As the battle to hire and retain workers heats up,Starbucks is rolling out new benefits for employees.
On Tuesday, the coffee giant announced it had partnered with Care.com to offer all employees — both corporate and in-store, part-time and full-time — a new range of child and elder care benefits.
Employees will now have 10 subsidized backup care days a year, with in-home care costing just $1 per hour and in-center backup childcare costing $5 per day. All Starbucks workers will also have access to unlimited senior care planning and a premium membership to Care.com for free.
"This is a need across our country. Working parents today have a kid or kids, and also parents or grandparents," Ron Crawford, vice president of benefits at Starbucks, told Business Insider. "Stuff happens from time to time where you have a sick kid or a parent that needs a little bit of assistance — and that can be a little bit of a strain on a working family."
The new benefits come at a time when restaurants and retailers are inventing new perks for their employees, though Crawford emphasizes that Starbucks has debuted new benefits through periods of high and low unemployment.
The US unemployment rate fell to 3.7%, a 48-year low, in September, according to the monthly jobs report released by the Bureau of Labor Statistics. At the same time, there are more open jobs than ever, with the food industry having 909,000 job openings in July, an increase of 161,000 from a year ago.
"For some brands, it's actually capping their sales potential," John Hamburger, the founder of industry trade publication Franchise Times Corp., told Business Insider.
While companies are adding more benefits to attract workers, few have gone as far as Starbucks. Apple and Home Depot have similar childcare benefits that include 10 days of subsidized backup care, but it is rare for restaurant servers, baristas, or kitchen staff to receive such a perk.
"We are setting a little bit of a trend here, which I hope other companies will follow," Crawford said.
Starbucks has long been ahead of the competition when it comes to offering workers benefits, with perks such as tuition coverage and a generous parental leave program.

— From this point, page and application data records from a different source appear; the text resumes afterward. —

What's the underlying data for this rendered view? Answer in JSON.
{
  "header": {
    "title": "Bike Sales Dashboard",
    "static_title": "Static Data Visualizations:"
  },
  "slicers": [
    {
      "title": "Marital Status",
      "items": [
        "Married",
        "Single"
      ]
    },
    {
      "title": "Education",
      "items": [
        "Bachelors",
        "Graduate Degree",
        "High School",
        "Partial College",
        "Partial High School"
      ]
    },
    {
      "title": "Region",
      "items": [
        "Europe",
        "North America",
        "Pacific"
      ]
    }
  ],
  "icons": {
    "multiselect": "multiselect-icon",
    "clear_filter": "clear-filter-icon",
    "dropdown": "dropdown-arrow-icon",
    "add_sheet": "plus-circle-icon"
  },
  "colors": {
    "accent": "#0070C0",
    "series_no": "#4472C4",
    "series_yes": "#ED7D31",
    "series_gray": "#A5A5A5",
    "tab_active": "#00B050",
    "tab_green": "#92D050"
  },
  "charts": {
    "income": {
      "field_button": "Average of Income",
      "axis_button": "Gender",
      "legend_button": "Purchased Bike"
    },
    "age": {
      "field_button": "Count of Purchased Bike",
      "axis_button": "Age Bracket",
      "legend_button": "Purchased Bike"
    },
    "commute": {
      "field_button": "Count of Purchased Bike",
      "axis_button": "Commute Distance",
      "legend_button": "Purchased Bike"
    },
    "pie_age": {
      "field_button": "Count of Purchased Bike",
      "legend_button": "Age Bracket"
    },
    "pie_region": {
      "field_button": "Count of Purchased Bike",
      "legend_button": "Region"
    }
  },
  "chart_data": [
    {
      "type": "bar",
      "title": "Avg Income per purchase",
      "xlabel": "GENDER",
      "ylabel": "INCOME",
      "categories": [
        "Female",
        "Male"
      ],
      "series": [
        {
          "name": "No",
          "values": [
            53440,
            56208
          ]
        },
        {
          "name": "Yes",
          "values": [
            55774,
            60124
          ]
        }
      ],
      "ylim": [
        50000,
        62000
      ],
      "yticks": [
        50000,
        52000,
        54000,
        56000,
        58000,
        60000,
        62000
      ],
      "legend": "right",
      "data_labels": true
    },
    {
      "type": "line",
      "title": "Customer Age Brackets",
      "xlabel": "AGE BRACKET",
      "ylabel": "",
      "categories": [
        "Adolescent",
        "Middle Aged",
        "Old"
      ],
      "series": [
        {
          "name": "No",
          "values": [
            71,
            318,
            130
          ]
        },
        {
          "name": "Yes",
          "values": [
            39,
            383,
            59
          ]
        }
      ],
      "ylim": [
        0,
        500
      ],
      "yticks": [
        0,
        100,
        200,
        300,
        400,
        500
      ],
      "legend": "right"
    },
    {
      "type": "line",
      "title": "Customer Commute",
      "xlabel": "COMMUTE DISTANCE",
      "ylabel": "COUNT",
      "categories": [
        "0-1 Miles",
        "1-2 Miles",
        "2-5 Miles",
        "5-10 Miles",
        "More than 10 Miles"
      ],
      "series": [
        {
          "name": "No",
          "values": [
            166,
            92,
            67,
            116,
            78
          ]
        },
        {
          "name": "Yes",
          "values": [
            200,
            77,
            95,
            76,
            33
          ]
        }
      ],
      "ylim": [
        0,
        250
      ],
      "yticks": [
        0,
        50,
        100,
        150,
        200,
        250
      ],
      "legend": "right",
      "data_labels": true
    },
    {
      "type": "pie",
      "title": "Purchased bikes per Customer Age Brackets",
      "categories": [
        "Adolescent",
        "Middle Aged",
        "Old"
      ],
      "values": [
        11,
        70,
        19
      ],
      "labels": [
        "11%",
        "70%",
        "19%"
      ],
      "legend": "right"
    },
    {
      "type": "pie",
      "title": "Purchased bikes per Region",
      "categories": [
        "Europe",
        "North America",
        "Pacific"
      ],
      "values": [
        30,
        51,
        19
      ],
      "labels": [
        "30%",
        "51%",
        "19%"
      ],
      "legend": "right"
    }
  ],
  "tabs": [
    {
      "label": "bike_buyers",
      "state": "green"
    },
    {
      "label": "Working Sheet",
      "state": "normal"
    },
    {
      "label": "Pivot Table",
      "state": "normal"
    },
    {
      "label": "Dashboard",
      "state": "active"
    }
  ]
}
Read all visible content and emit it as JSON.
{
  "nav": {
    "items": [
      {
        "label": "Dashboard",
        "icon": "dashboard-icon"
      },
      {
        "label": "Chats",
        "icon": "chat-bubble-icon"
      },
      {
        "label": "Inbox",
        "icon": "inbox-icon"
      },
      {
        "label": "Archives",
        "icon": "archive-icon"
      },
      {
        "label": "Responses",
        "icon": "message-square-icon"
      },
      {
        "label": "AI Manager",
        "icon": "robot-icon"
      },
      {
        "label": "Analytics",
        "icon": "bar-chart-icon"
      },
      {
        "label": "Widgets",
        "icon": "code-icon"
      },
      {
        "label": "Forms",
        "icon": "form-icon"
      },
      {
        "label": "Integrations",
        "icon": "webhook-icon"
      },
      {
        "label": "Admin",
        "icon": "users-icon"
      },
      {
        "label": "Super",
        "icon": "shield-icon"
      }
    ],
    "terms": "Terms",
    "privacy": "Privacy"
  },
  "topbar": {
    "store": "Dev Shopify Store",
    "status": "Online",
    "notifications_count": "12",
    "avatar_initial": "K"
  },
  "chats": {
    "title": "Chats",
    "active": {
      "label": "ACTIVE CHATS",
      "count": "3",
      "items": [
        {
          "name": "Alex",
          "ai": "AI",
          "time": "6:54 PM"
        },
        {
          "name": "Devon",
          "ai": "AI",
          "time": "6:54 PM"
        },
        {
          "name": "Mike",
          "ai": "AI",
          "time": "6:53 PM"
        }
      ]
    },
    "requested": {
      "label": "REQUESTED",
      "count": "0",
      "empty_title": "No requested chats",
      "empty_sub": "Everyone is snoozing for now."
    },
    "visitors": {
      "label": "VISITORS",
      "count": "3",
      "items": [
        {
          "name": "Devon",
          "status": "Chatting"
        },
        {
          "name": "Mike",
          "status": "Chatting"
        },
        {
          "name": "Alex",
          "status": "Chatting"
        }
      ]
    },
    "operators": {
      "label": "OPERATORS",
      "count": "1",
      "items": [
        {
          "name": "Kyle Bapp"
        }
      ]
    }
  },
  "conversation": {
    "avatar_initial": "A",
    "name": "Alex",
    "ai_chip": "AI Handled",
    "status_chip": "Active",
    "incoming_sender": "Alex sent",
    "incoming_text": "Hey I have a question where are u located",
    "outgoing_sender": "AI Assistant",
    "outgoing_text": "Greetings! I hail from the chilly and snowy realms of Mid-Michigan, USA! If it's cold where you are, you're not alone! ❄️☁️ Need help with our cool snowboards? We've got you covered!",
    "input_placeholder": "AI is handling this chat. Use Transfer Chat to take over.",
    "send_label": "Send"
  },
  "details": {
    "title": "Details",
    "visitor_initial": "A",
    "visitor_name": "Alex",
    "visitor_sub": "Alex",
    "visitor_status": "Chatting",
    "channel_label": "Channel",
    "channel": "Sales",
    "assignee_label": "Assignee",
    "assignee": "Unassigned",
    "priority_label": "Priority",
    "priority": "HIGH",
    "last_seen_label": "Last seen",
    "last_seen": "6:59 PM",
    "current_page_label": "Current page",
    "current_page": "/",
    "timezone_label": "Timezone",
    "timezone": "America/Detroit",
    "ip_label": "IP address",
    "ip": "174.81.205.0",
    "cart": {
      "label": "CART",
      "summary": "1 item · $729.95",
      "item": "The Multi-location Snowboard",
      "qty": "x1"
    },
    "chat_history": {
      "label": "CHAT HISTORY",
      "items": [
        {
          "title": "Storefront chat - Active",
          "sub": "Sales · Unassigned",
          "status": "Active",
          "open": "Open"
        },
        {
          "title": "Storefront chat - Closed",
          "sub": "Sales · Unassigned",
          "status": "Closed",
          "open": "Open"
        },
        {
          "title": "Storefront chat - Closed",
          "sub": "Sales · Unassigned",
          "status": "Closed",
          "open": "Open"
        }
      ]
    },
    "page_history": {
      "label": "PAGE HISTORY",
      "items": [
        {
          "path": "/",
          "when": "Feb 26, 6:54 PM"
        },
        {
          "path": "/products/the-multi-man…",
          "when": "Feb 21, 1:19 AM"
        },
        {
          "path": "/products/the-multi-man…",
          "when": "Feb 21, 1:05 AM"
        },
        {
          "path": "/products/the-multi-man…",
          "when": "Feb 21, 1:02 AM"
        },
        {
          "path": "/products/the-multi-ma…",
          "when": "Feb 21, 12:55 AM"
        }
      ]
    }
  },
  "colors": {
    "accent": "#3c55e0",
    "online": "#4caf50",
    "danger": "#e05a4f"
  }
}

"If you look back at our history, we've been an absolute leader in terms of support for our partners, since really the '80s when we first launched healthcare for partners who work 20 hours a week," Crawford said.